Monday, March 26, 2007

Jesus' Passion for Our Sake Luke 22:14-23:56

Reading the Passion on Palm Sunday

Preachers are called to be witnesses in season and out of season to the power of God to transform. That's what good preaching is supposed to do. Sometimes our words don't compare to the words in scripture and Palm Sunday, commonly renamed Passion Sunday, is just one such day. So instead of preaching after the readings a sermon may be best as a preface to our reading of the passion.

As a kid growing up in a post Vatican II Catholic Church in Minnesota I heard the passion read several times. Every year I listened to the story of the passion on Palm Sunday and Good Friday. Every year, “Crucify him, crucify him” came from my lips and the lips of everyone around me.

It'd be nice to find somebody else to blame for the cross. A scapegoat perhaps who we could all blame and drive away. But we can't find any one person or group of people to blame. 480 years ago Luther wrestled with his own realization that he had something to do with Christ's death. Unfortunately for many readers in our politically correct age Luther's words are mixed with his own brand of ugly Antisemitism; but the harder truth that all humans are to blame for the cross still eeks through his crass and erroneous charge against Jesus' own people alone.

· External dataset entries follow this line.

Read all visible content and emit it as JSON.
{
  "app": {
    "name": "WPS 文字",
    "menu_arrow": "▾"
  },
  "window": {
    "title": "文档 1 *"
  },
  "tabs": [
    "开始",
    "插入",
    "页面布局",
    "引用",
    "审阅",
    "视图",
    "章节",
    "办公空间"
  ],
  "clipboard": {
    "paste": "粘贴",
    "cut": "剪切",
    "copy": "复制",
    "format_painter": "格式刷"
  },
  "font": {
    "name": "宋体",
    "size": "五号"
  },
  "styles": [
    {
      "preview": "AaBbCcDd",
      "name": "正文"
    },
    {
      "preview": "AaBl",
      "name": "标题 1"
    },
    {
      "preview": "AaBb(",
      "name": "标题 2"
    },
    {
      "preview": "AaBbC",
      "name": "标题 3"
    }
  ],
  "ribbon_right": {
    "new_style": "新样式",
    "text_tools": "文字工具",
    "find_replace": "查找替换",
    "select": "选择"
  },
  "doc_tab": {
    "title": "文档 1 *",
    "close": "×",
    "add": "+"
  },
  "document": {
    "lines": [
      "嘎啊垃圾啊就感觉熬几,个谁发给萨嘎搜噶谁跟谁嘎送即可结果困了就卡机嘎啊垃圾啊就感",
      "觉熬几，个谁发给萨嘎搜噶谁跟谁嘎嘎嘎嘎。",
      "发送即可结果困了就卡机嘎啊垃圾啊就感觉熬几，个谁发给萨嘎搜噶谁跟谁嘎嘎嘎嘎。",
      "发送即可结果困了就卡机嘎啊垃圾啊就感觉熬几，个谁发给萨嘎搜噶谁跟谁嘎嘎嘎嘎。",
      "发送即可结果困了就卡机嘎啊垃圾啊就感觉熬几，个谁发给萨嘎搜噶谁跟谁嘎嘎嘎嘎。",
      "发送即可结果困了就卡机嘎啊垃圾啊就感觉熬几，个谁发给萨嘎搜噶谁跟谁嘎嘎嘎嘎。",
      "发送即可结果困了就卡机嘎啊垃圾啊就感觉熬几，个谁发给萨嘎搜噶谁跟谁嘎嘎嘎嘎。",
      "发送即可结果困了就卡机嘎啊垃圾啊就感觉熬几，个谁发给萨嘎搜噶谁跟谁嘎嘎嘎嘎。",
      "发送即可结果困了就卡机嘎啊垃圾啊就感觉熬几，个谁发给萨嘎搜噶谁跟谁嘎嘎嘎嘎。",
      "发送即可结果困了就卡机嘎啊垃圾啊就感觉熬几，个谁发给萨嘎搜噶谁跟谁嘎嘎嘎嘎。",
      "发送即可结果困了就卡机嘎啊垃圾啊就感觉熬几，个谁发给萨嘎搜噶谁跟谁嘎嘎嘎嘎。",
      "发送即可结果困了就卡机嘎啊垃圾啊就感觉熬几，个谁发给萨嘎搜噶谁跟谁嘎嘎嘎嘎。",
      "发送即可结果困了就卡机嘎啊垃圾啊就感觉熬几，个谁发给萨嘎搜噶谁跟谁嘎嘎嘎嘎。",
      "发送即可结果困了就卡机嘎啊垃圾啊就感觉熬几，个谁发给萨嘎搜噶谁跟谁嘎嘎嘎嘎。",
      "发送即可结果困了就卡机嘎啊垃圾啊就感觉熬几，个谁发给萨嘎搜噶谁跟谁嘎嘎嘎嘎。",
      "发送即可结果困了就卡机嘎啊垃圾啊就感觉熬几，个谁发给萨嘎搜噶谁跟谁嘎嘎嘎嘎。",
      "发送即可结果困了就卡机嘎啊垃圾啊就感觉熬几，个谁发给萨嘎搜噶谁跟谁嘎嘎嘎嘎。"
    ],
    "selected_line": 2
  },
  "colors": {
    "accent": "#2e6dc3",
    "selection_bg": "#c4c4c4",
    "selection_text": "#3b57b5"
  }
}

Luther wrote hauntingly,

The real and true work of Christ’s passion is to make man conformable to Christ, so that man’s conscience is tormented by his sins in like measure as Christ was pitiably tormented in body and soul by our sins. This does not call for many words but for profound reflection and a great awe of sins. Luther's Works, Vol. 42 : Devotional Writings I. Page 10 Edited by Pelikan, Oswald and Lehmann. Philadelphia: Fortress Press, 1999, c1969.

The shame of Christians through the centuries is our misguided search for another individual or group to blame for Christ's death. Look no further than yourself and you can see one who Christ died to save. Look at your own sins.

Our age is ripe with images of the Passion. Mel Gibson's film, the art of the last 2000 years, and our own reading of scripture guide us into the bloody and unpleasent details. The key is not to blame another but to here your voice in the crowd shouting for Jesus' blood. The reformer wrote,

You must get this thought through your head and not doubt that you are the one who is torturing Christ thus, for your sins have surely wrought this. (Ibid p. 9)

There we sit in our listening. Realizing the depth of God's love and the reality of Jesus' suffering for us.

But we must not leave ourselves forever at the foot of the cross because Jesus did not remain on the cross. The cross was not Jesus' finale. Christians who were dead because of sin now rise to new life just as Jesus rose. Today we see our Lord on the cross; but in watching both the horror of the cross and the wonder of his rising we see the true heart of God. Luther said that this is God's “friendly heart” which reaches out for sinners.

As you read the passion listen to the words that spill from your lips and know that you are the one he died to save. Know that his resurrection happened and that you will rise with him. AMEN.


Pastor Eric said...

Thank you for you thoughts on the Palm (Passion) Sunday text. I too wrote something similar on my blog. When Jesus was riding into town on a donkey, people were shouting "Hosanna!" and then a few days later they were shouting "Crucify Him!". One moment I am praising God for all he has done for me and the next I am turning my back on him. "Hosanna" to "Crucify Him!" isn't a far leap. But thankfully Jesus still died and rose for me. Praise God!

Thank you and God bless.

David said...

Amen! Great message....great post!